------ DATA IN THIS EXERCISE ------

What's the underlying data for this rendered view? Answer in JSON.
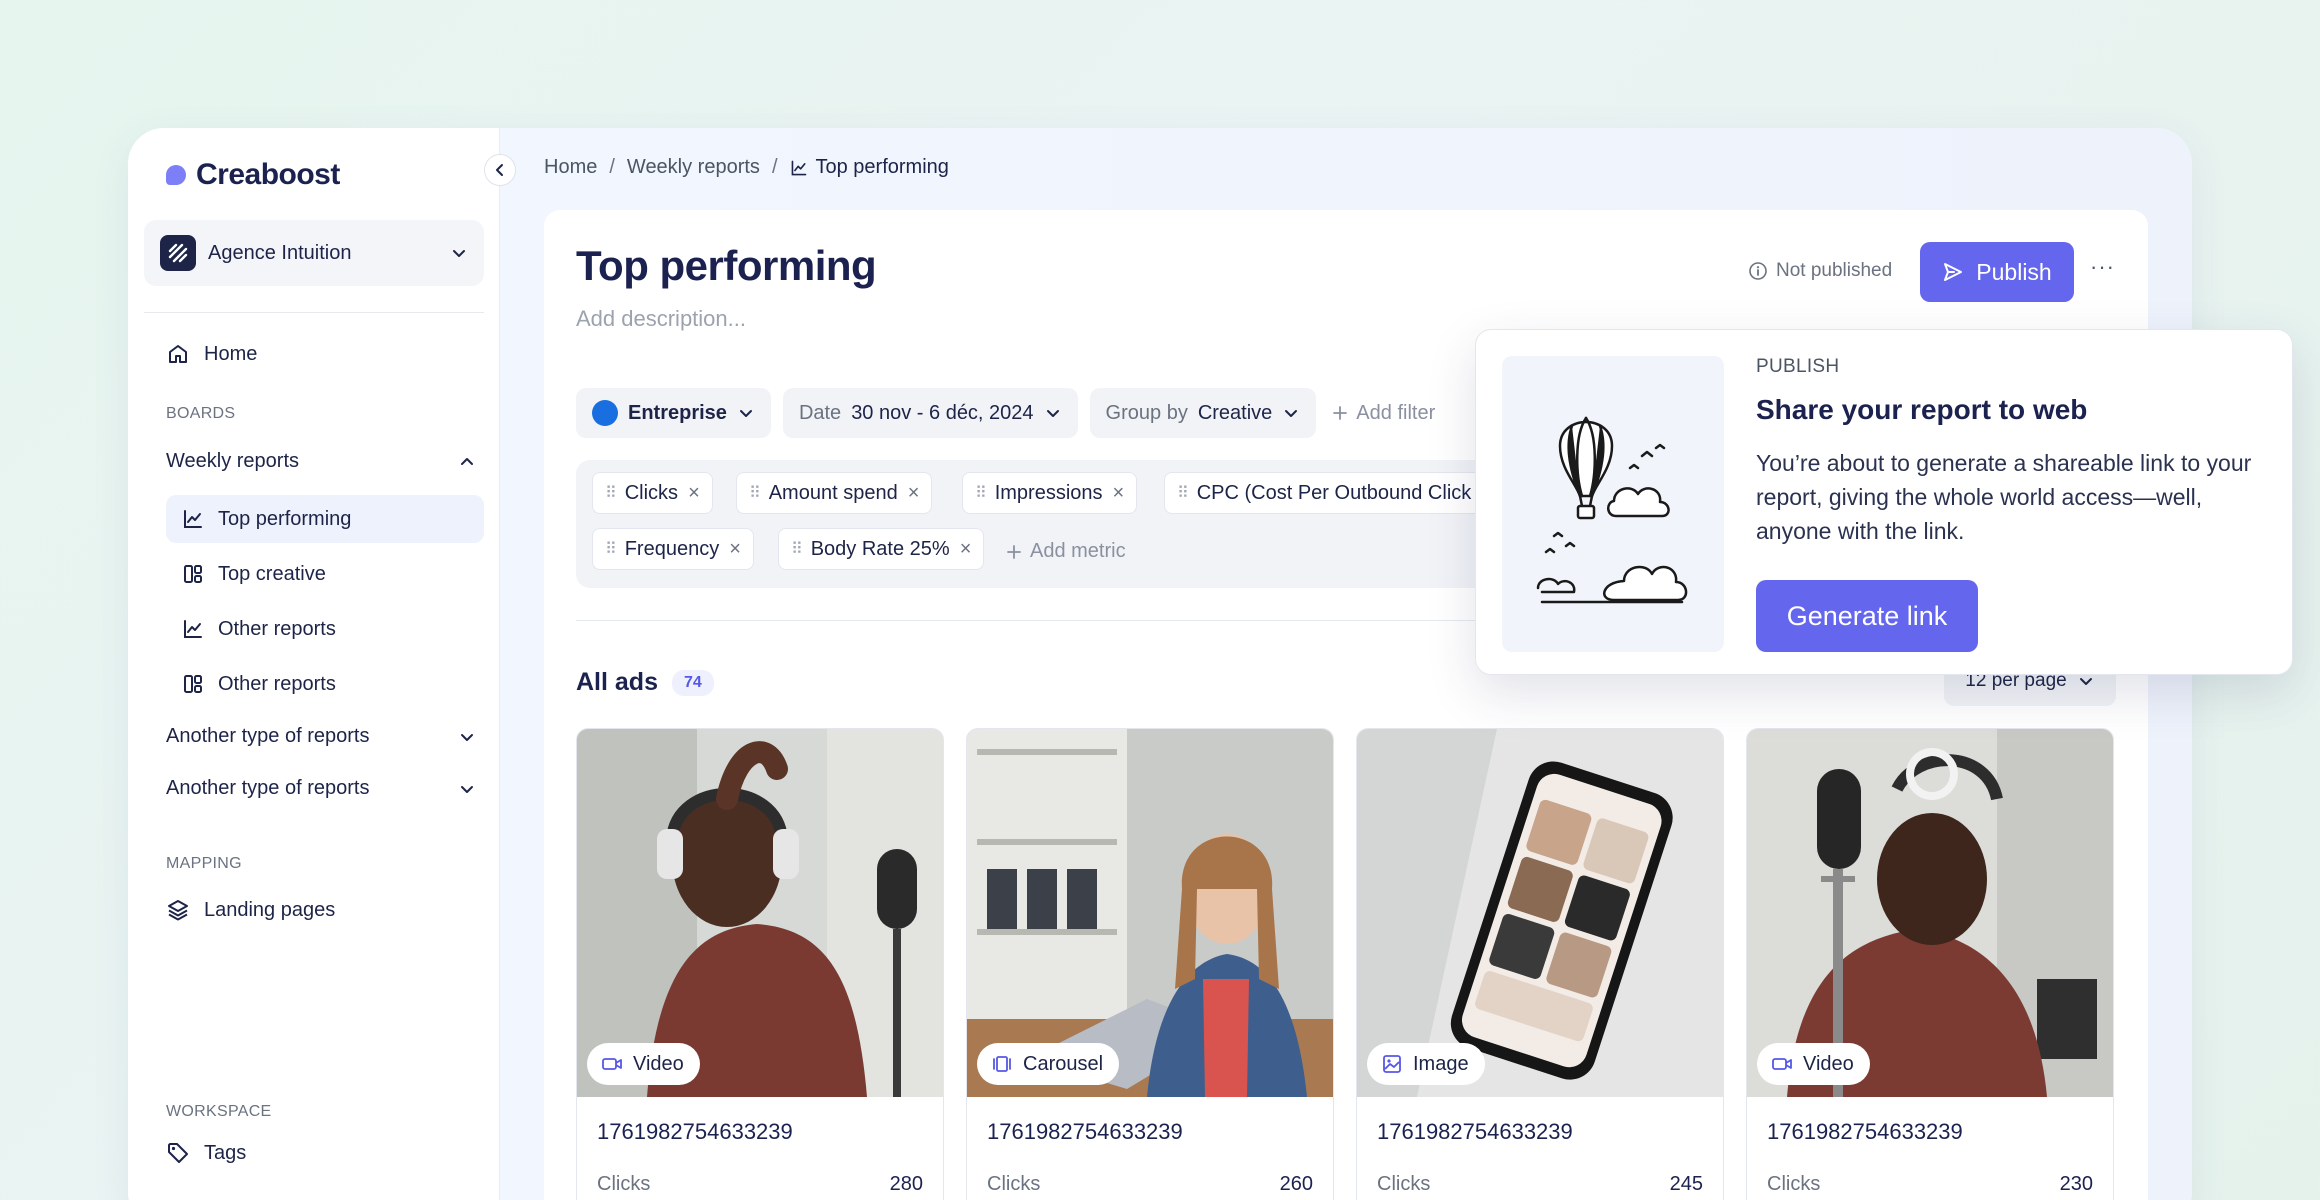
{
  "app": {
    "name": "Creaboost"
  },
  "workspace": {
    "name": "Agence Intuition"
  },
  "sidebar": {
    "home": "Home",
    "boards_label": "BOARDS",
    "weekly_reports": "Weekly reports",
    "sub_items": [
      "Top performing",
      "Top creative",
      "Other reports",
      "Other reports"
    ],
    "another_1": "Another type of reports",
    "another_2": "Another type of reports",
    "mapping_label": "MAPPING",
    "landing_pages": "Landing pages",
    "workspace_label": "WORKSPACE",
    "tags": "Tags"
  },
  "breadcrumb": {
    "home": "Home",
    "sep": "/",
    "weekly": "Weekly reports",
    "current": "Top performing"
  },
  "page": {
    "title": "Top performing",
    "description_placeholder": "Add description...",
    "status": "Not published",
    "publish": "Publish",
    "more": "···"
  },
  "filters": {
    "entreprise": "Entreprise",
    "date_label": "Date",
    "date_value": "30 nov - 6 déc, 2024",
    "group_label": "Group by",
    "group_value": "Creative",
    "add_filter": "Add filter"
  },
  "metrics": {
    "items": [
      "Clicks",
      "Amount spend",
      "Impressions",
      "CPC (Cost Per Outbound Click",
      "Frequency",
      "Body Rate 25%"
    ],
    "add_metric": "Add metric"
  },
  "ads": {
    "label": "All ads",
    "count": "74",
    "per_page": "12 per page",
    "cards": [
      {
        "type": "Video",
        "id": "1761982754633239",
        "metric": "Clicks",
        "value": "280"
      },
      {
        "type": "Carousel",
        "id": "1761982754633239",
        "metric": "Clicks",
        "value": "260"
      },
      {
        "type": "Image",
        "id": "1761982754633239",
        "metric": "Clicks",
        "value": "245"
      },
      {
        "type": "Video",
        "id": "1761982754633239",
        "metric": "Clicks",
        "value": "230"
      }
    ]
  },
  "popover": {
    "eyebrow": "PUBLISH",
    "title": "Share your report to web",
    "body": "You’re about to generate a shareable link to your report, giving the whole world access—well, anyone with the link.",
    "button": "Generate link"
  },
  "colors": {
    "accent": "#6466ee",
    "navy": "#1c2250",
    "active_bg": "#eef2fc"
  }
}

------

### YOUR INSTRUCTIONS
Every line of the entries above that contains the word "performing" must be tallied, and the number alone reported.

### RESULT OF THIS TASK
3